We've already seen a dress rehearsal for the early stages of this downward spiral, as Kevin Garnett was (temporarily, thankfully) gone at the end of last season and the team strived to defend their title without him. Look what happened. Rondo stepped up, as he had seen Pierce, Allen and Garnett do for each other on so many occasions during the championship season. Glen Davis and Kendrick Perkins were able to hold their own in the paint, primarily because both had made significant improvements in terms of athleticism over the last two years, another one of the perks (no pun intended) of working with a team playing at a championship level.   Had the likes of Pierce, Powe and Allen been fully fit, another title was not beyond the realms of possibility.  So maybe the Celtics can remain a contender once their three big guns start to walk back out through "that door". Perhaps Rondo will continue to develop so that his contribution - not just his salary - replaces that of the first of them to leave.

Recent history tells us that if an NBA team loses a great player, they aren't often able to replace them with someone of equivalent status. The Lakers recovered from losing Shaq eventually, but it took some time and a lot of luck. Just from looking around the Eastern Conference, the Pacers, Sixers and Nets have still yet to replace Miller, Iverson and Kidd.

Perhaps the most pertinent example of all is the original Big Three. It took forever to replace those guys, although that was at least partially attributable to the tragic death of Reggie Lewis, who was that team's equivalent of Rondo as heir apparent. It is worth pointing out, however, that Ainge suggested to Red Auerbach that one of that original Big Three should be traded to extend their window of opportunity back in the late eighties, so he clearly favored long-term stability over compassion and sentiment even then.

The combined age of Pierce, Allen and Garnett on opening day will be 99. The combined age of the Bird, McHale and Parish when they won the last of their three titles together? 89. However, they still played well over the next few years...and modern athletes can keep going for longer, right?

I recall Bill Simmons complaining when the Celtics acquired Ray Allen, because the only shooting guard other than Michael Jordan to continue to play at a high level into his mid-thirties was Reggie Miller. However, has there been anyone more suitable to compare Ray Allen to than Reggie?

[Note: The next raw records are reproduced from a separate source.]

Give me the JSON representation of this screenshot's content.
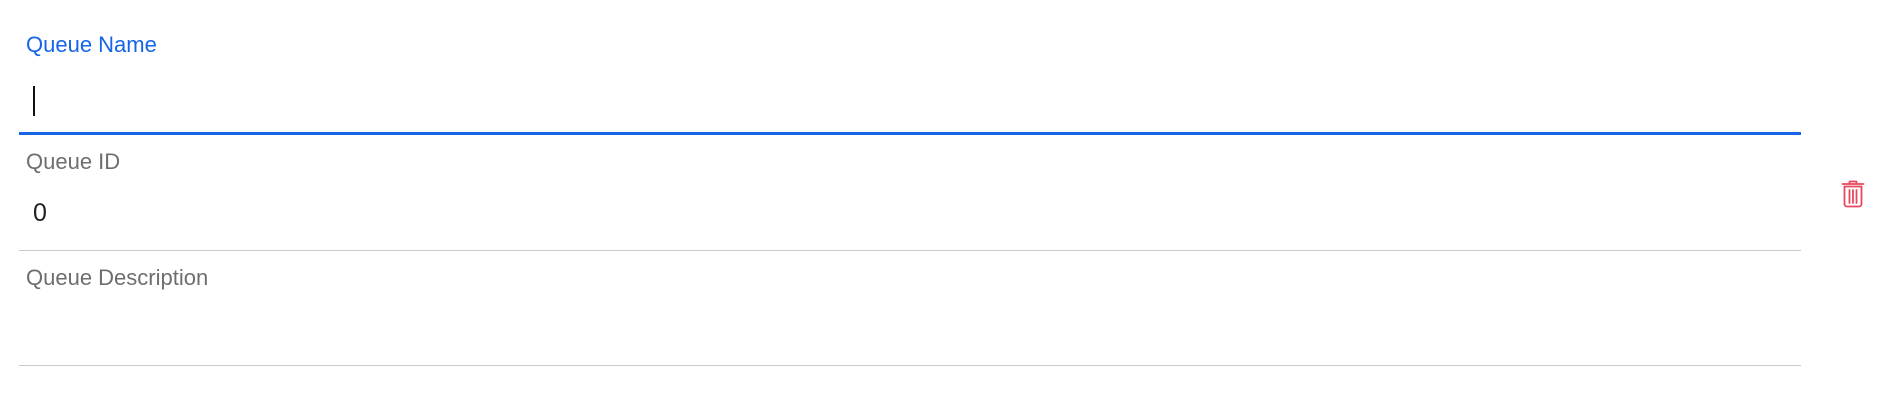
{
  "fields": [
    {
      "label": "Queue Name",
      "value": "",
      "placeholder": ""
    },
    {
      "label": "Queue ID",
      "value": "0",
      "placeholder": ""
    },
    {
      "label": "Queue Description",
      "value": "",
      "placeholder": ""
    }
  ],
  "delete_icon": {
    "name": "trash-icon",
    "color": "#e8485f"
  },
  "colors": {
    "accent": "#1565e6",
    "label": "#6e6e6e",
    "divider": "#c8c8c8",
    "danger": "#e8485f"
  }
}
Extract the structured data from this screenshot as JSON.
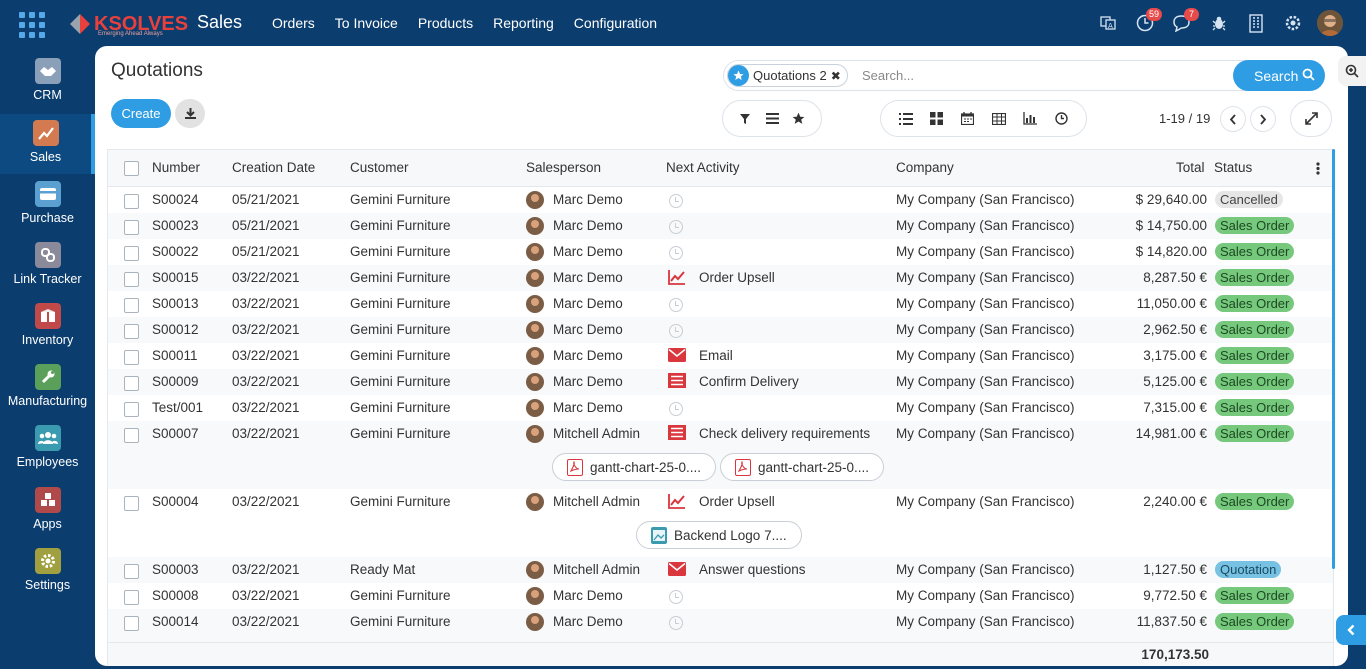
{
  "topbar": {
    "logo_text": "KSOLVES",
    "logo_tagline": "Emerging Ahead Always",
    "app_title": "Sales",
    "menu": [
      "Orders",
      "To Invoice",
      "Products",
      "Reporting",
      "Configuration"
    ],
    "activity_count": "59",
    "message_count": "7"
  },
  "sidebar": {
    "items": [
      {
        "label": "CRM",
        "icon": "handshake-icon",
        "color": "#8aa0b8"
      },
      {
        "label": "Sales",
        "icon": "chart-trend-icon",
        "color": "#d47a50"
      },
      {
        "label": "Purchase",
        "icon": "credit-card-icon",
        "color": "#5aa0d0"
      },
      {
        "label": "Link Tracker",
        "icon": "link-icon",
        "color": "#8a8a9a"
      },
      {
        "label": "Inventory",
        "icon": "box-icon",
        "color": "#c04a4a"
      },
      {
        "label": "Manufacturing",
        "icon": "wrench-icon",
        "color": "#5aa05a"
      },
      {
        "label": "Employees",
        "icon": "people-icon",
        "color": "#3a9ab0"
      },
      {
        "label": "Apps",
        "icon": "cubes-icon",
        "color": "#b04a4a"
      },
      {
        "label": "Settings",
        "icon": "gear-icon",
        "color": "#a0a040"
      }
    ]
  },
  "page": {
    "title": "Quotations",
    "create_label": "Create",
    "search_facet": "Quotations 2",
    "search_placeholder": "Search...",
    "search_button": "Search",
    "pager": "1-19 / 19"
  },
  "table": {
    "columns": [
      "Number",
      "Creation Date",
      "Customer",
      "Salesperson",
      "Next Activity",
      "Company",
      "Total",
      "Status"
    ],
    "rows": [
      {
        "number": "S00024",
        "date": "05/21/2021",
        "customer": "Gemini Furniture",
        "salesperson": "Marc Demo",
        "activity": "",
        "activity_type": "none",
        "company": "My Company (San Francisco)",
        "total": "$ 29,640.00",
        "status": "Cancelled",
        "status_type": "cancel"
      },
      {
        "number": "S00023",
        "date": "05/21/2021",
        "customer": "Gemini Furniture",
        "salesperson": "Marc Demo",
        "activity": "",
        "activity_type": "none",
        "company": "My Company (San Francisco)",
        "total": "$ 14,750.00",
        "status": "Sales Order",
        "status_type": "sales"
      },
      {
        "number": "S00022",
        "date": "05/21/2021",
        "customer": "Gemini Furniture",
        "salesperson": "Marc Demo",
        "activity": "",
        "activity_type": "none",
        "company": "My Company (San Francisco)",
        "total": "$ 14,820.00",
        "status": "Sales Order",
        "status_type": "sales"
      },
      {
        "number": "S00015",
        "date": "03/22/2021",
        "customer": "Gemini Furniture",
        "salesperson": "Marc Demo",
        "activity": "Order Upsell",
        "activity_type": "upsell",
        "company": "My Company (San Francisco)",
        "total": "8,287.50 €",
        "status": "Sales Order",
        "status_type": "sales"
      },
      {
        "number": "S00013",
        "date": "03/22/2021",
        "customer": "Gemini Furniture",
        "salesperson": "Marc Demo",
        "activity": "",
        "activity_type": "none",
        "company": "My Company (San Francisco)",
        "total": "11,050.00 €",
        "status": "Sales Order",
        "status_type": "sales"
      },
      {
        "number": "S00012",
        "date": "03/22/2021",
        "customer": "Gemini Furniture",
        "salesperson": "Marc Demo",
        "activity": "",
        "activity_type": "none",
        "company": "My Company (San Francisco)",
        "total": "2,962.50 €",
        "status": "Sales Order",
        "status_type": "sales"
      },
      {
        "number": "S00011",
        "date": "03/22/2021",
        "customer": "Gemini Furniture",
        "salesperson": "Marc Demo",
        "activity": "Email",
        "activity_type": "email",
        "company": "My Company (San Francisco)",
        "total": "3,175.00 €",
        "status": "Sales Order",
        "status_type": "sales"
      },
      {
        "number": "S00009",
        "date": "03/22/2021",
        "customer": "Gemini Furniture",
        "salesperson": "Marc Demo",
        "activity": "Confirm Delivery",
        "activity_type": "task",
        "company": "My Company (San Francisco)",
        "total": "5,125.00 €",
        "status": "Sales Order",
        "status_type": "sales"
      },
      {
        "number": "Test/001",
        "date": "03/22/2021",
        "customer": "Gemini Furniture",
        "salesperson": "Marc Demo",
        "activity": "",
        "activity_type": "none",
        "company": "My Company (San Francisco)",
        "total": "7,315.00 €",
        "status": "Sales Order",
        "status_type": "sales"
      },
      {
        "number": "S00007",
        "date": "03/22/2021",
        "customer": "Gemini Furniture",
        "salesperson": "Mitchell Admin",
        "activity": "Check delivery requirements",
        "activity_type": "task",
        "company": "My Company (San Francisco)",
        "total": "14,981.00 €",
        "status": "Sales Order",
        "status_type": "sales"
      },
      {
        "number": "S00004",
        "date": "03/22/2021",
        "customer": "Gemini Furniture",
        "salesperson": "Mitchell Admin",
        "activity": "Order Upsell",
        "activity_type": "upsell",
        "company": "My Company (San Francisco)",
        "total": "2,240.00 €",
        "status": "Sales Order",
        "status_type": "sales"
      },
      {
        "number": "S00003",
        "date": "03/22/2021",
        "customer": "Ready Mat",
        "salesperson": "Mitchell Admin",
        "activity": "Answer questions",
        "activity_type": "email",
        "company": "My Company (San Francisco)",
        "total": "1,127.50 €",
        "status": "Quotation",
        "status_type": "quote"
      },
      {
        "number": "S00008",
        "date": "03/22/2021",
        "customer": "Gemini Furniture",
        "salesperson": "Marc Demo",
        "activity": "",
        "activity_type": "none",
        "company": "My Company (San Francisco)",
        "total": "9,772.50 €",
        "status": "Sales Order",
        "status_type": "sales"
      },
      {
        "number": "S00014",
        "date": "03/22/2021",
        "customer": "Gemini Furniture",
        "salesperson": "Marc Demo",
        "activity": "",
        "activity_type": "none",
        "company": "My Company (San Francisco)",
        "total": "11,837.50 €",
        "status": "Sales Order",
        "status_type": "sales"
      }
    ],
    "attachments": {
      "s00007": [
        "gantt-chart-25-0....",
        "gantt-chart-25-0...."
      ],
      "s00004": [
        "Backend Logo 7...."
      ]
    },
    "grand_total": "170,173.50"
  },
  "colors": {
    "navbar": "#0b3d6e",
    "accent": "#2f9de4",
    "sales_order": "#76c87d",
    "quotation": "#77c2e3",
    "cancelled": "#e6e6e6",
    "activity_red": "#d9363e"
  }
}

Miller averaged 15 points a game as a 39 year old and has played 12,000 more regular season minutes than Allen, who averages less than 3,000 per season.

Kevin Garnett is coming off his first major injury, so it remains to be seen how this affects him. Tim Duncan is a good comparison because they play a similar style and are the same age, although Garnett entered the league two years earlier and almost has an extra 3,000 minutes worth of tread on his tires. Duncan has looked like he's been slowing down for some time now, but that hasn't really affected his productivity.

You never can tell with big men. Will he be more like a Robert Parish (went on to play 11 more years after Garnett's current age of 33, accumulating an additional 10,215 points, 6,856 rebounds and 925 blocks) or a Kevin McHale (number of games started in the 3 years from his 33rd birthday onwards: 10, 1, 0 - and then he retired) or even a Jermaine O'Neal (like one of those life expectancy tests where you add up all the drinking and smoking you've done over the course of your life and realize you should have been finished two years ago)?

Finally, Paul Pierce may be the youngest of the three and the closest to his peak, but then again this may simply mean he is more valuable and could be considered a bargaining chip in a year or two.

For Ainge, the challenge is to pull the trigger at the right time, so he can somehow bridge the gap between this window and the next one. When he took the job, he promised to build a team that would remain in contention year after year, and even managed to keep the team relatively competitive during the five years it took to build a legitimate contender. It's clear Ainge's ultimate goal is to create a situation where one window leads directly into another.

I guess you could call this the Greenhouse Effect.